IN 2013, actress Angelina Jolie made headlines by announcing that she had decided to have a double mastectomy as a preventative measure against a hereditary form of cancer. Sadly, Jolie had previously lost her mother, grandmother and aunt to this same type of cancer—linked to a mutation in the BRCA1 gene—and knew that her risks were extremely high. So, in a bold and somewhat controversial move, Jolie took preventative steps before the cancer ever fully developed.
On March 24, 2015, Angelina made another startling announcement through a New York Times Op-Ed piece: She had opted to have her ovaries and fallopian tubes surgically removed.

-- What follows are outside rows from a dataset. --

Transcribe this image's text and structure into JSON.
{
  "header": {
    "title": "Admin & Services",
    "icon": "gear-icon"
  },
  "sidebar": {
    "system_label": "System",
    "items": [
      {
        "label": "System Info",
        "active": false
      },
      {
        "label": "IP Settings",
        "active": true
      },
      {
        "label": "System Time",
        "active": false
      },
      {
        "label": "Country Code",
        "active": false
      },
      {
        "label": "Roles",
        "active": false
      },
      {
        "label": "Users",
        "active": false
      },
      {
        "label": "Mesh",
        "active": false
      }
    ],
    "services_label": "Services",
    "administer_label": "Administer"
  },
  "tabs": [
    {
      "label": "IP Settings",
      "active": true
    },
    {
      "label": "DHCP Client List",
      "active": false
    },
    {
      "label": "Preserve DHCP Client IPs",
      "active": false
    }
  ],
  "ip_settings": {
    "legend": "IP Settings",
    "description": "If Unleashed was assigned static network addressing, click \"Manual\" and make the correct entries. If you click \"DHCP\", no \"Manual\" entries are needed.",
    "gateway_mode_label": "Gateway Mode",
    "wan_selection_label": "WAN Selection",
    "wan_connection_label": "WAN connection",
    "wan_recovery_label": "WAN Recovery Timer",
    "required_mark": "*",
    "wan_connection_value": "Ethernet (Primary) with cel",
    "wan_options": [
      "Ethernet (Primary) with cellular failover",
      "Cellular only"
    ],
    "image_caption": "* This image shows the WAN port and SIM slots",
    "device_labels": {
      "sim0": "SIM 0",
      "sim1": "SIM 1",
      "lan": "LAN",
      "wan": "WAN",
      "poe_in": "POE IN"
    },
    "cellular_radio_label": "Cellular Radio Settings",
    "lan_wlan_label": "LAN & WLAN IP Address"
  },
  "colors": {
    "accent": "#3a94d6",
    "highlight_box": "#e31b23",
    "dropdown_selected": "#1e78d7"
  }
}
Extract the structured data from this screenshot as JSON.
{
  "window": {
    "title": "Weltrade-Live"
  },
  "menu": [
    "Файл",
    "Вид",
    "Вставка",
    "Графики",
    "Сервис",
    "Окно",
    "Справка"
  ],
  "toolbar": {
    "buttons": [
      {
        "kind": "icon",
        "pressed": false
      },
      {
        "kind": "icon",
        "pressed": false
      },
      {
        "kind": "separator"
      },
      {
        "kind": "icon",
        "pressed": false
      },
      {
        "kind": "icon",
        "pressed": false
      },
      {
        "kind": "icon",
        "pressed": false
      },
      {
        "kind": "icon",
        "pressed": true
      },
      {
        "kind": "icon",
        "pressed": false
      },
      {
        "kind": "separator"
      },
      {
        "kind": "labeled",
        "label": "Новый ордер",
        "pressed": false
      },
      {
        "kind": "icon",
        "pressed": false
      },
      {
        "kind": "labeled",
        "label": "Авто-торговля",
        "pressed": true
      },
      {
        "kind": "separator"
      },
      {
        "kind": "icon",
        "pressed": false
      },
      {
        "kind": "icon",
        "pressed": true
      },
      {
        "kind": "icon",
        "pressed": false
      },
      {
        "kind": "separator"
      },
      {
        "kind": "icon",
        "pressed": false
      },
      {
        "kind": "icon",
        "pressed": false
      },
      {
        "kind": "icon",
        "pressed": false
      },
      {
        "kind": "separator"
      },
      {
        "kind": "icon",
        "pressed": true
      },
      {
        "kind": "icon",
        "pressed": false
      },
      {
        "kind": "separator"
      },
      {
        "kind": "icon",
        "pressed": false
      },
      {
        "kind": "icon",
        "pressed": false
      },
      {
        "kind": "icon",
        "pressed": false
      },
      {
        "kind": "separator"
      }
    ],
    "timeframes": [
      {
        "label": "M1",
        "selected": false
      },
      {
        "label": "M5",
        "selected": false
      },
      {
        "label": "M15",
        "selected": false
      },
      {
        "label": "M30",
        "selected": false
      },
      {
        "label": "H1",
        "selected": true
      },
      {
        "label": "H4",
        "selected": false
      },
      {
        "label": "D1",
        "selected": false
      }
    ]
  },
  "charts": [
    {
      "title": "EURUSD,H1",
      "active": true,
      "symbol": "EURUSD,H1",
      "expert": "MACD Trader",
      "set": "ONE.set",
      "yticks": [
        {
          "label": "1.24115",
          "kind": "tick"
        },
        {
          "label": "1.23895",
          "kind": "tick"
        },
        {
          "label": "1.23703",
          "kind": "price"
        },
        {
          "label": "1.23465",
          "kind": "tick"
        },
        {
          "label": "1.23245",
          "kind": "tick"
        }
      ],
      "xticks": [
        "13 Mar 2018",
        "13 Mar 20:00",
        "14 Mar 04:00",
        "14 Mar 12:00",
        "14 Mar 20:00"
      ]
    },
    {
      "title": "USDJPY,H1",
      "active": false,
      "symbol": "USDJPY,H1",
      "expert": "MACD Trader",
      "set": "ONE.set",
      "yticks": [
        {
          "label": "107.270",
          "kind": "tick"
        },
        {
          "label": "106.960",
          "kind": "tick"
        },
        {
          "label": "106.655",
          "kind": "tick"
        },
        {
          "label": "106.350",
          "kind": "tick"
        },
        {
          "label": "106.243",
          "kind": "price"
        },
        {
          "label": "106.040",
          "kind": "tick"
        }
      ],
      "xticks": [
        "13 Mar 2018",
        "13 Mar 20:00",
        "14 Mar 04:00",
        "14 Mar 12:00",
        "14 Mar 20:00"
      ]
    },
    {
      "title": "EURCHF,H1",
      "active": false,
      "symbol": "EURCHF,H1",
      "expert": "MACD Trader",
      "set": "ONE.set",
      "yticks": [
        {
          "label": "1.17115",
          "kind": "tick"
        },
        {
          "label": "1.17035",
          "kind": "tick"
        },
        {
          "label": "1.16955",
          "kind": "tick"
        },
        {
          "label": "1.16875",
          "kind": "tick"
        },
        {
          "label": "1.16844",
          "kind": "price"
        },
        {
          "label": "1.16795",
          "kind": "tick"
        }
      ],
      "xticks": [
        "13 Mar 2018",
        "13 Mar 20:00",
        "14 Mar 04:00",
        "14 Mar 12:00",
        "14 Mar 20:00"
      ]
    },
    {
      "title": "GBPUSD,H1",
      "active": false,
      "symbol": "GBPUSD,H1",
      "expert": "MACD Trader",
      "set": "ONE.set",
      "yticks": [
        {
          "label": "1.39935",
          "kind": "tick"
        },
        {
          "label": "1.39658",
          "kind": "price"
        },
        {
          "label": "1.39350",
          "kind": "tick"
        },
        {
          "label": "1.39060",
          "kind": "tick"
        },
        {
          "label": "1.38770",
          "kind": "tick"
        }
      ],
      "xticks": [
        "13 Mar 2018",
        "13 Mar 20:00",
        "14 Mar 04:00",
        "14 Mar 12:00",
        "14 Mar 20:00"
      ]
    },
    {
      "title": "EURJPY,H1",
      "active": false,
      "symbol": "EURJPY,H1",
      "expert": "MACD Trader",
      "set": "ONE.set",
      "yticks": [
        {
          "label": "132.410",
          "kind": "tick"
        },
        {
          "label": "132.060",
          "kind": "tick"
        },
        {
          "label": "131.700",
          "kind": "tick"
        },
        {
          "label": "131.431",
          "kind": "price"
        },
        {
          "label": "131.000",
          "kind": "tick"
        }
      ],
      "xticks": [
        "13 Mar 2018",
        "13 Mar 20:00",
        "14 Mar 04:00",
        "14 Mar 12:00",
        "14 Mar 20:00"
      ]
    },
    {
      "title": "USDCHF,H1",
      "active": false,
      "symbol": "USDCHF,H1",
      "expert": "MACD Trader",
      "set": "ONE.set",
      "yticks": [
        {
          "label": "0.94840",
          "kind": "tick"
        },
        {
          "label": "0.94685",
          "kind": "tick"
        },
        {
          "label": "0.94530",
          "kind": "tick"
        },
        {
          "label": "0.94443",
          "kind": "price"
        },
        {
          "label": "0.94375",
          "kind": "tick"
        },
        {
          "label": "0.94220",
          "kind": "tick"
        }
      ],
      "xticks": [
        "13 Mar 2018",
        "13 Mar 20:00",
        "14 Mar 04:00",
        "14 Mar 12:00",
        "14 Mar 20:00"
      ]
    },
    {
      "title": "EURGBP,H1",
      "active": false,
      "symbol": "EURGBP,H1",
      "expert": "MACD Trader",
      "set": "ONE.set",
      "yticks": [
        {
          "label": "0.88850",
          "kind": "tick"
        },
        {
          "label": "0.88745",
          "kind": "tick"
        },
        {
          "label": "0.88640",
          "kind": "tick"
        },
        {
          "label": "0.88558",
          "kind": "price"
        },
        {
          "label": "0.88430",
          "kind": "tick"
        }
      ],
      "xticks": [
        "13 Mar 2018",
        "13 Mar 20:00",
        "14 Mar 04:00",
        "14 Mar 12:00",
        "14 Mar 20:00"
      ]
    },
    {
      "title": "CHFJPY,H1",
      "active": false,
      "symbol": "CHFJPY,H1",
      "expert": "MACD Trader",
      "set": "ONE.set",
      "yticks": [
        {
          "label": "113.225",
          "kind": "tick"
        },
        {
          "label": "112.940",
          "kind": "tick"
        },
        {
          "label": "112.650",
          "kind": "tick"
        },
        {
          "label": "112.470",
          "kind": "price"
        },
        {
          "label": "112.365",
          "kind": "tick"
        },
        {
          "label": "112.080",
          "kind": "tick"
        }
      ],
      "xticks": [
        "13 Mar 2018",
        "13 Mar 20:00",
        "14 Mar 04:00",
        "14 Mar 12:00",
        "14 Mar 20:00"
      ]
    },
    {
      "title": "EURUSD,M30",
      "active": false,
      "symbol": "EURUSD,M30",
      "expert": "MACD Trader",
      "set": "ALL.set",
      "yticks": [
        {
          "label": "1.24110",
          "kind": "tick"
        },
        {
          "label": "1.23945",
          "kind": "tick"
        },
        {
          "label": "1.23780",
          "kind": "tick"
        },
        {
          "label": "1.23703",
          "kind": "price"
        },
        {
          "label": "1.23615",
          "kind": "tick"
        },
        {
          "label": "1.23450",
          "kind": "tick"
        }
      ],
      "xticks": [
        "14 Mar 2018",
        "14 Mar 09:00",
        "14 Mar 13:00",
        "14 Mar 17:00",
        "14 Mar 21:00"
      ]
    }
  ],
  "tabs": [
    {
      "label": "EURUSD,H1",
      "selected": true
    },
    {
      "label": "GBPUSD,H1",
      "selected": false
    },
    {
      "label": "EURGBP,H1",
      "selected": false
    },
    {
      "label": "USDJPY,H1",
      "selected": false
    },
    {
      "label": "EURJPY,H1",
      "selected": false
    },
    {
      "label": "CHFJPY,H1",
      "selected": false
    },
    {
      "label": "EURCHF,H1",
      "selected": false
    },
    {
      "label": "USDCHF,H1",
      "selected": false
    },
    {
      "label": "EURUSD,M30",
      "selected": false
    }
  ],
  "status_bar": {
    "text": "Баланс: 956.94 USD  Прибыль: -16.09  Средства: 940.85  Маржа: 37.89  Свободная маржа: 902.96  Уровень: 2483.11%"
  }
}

Along with increasing the risk of breast cancer to 87 percent, the BRCA1 mutation also carries a 50 percent chance of developing ovarian cancer. Again, Jolie reacted pre-emptively to stop the cancer before it started.
In her article, Jolie was very clear and logical—stating that she had put plenty of thought into the decision. But recent blood tests had shown an increase in certain inflammatory markers that could be a sign of early cancer. After receiving the news, Jolie saw several doctors—both from Eastern and Western disciplines—and decided that surgery was her best option.
Interestingly, Jolie also plainly stated that women in situations similar to her own should not jump directly to surgery; it was simply the recommended solution based on her unique circumstances. The procedure does carry significant risks, some of which Jolie is currently dealing with. Specifically, Jolie is currently receiving bio-identical estrogen through a patch and progesterone via IUD. Despite these steps, though, Jolie was honest in stating that she is now undergoing early menopause. Jolie also noted in her article that a surgery similar to her own carries a fairly large list of risks, including:
• Hormonal imbalances, caused by sudden and severe surgical menopause
• Complications associated with any major abdominal surgery
• A 170 percent increase of premature death in women under 45
• The risk of developing heart disease increases by seven times
• An increased risk of Parkinson’s disease, dementia and osteoporosis
• Decline in sexual function and overall psychological well-being.
Based on these added risks, Jolie recommended in her article that women seek out other options. Commonly used approaches include birth control pills or alternative medical treatments. In addition, Angelina herself wrote that she is currently looking for natural ways to strengthen her immune system. With this in mind, what are some of these other options? Are there natural ways to strengthen your immune system and reduce your risk of certain cancers? Yes.
Here are some quick tips to strengthen your immune system and reduce your risk of cancers by up to 200 percent (even if you have the BRCA1 gene mutation):
1. Adequate sleep. One of the most powerful steps you can take is doing all you can to improve the function of your immune system. The sleep hormone, melatonin, has many anticancer actions including suppressing the BRCA1 gene. Adequate sleep (at least seven hours each night, ideally between 10 p.m. and 6 a.m.) coupled with appropriate exercise has been shown in numerous studies to strengthen your overall immune health.
2. Proper diet. Along with that, a proper diet—one rich in a variety of nutrient-dense foods—can also help to improve your immune system while fighting the oxidative damage that is associated with certain cancers. Specifically, caffeinated coffee and cruciferous vegetables such as kale, broccoli, brussels sprouts and cabbage have all been shown to be effective in reducing the risks of BRCA1-associated cancer. These foods are rich in antioxidants that help to repair damage done by free radicals, as well as micronutrients that help to support a healthy immune system.
3. AHCC®. A unique mushroom extract. A natural substance derived from Japanese medicinal mushrooms, AHCC is the leading alternative cancer treatment used in hundreds of clinics throughout Asia to support the immune system in lowering the risk of cancer while improving survival. Research has shown that AHCC increases the numbers and activity of several components of the immune system, such as cytokines (immune messengers), as well as natural killer cells, macrophages, T cells and dendritic cells (all types of white blood cells that destroy pathogens and abnormal cells). This allows the body to better identify and react to foreign invaders—including cancer cells, which very closely resemble normal, healthy cells and which your immune system may not be able to recognize if it is not strong enough. Supplementation with AHCC, though, can help to strengthen your body’s natural defenses as proven in 25 human clinical studies.
Again, as Jolie said in her article, there is no one way to treat cancer because each case is different. In her situation, a team of professionals advised Jolie that preventative surgery was the best course of action—although she is still at risk of developing cancer. However, natural strategies do exist that can help to both prevent cancer from forming and complement the treatment of pre-existing conditions.
Christine Horner, M.D., FACS, is a nationally known surgeon, author and professional speaker and holds two board certifications: the National Board of Surgery and the National Board of Plastic Surgery. Horner is the award-winning author of “Waking The Warrior Goddess: Dr. Christine Horner’s Program to Protect Against and Fight Breast Cancer” (3rd Edition/2013/Basic Health), and is one of the country’s leading authorities on cancer prevention.
North American Precis Syndicate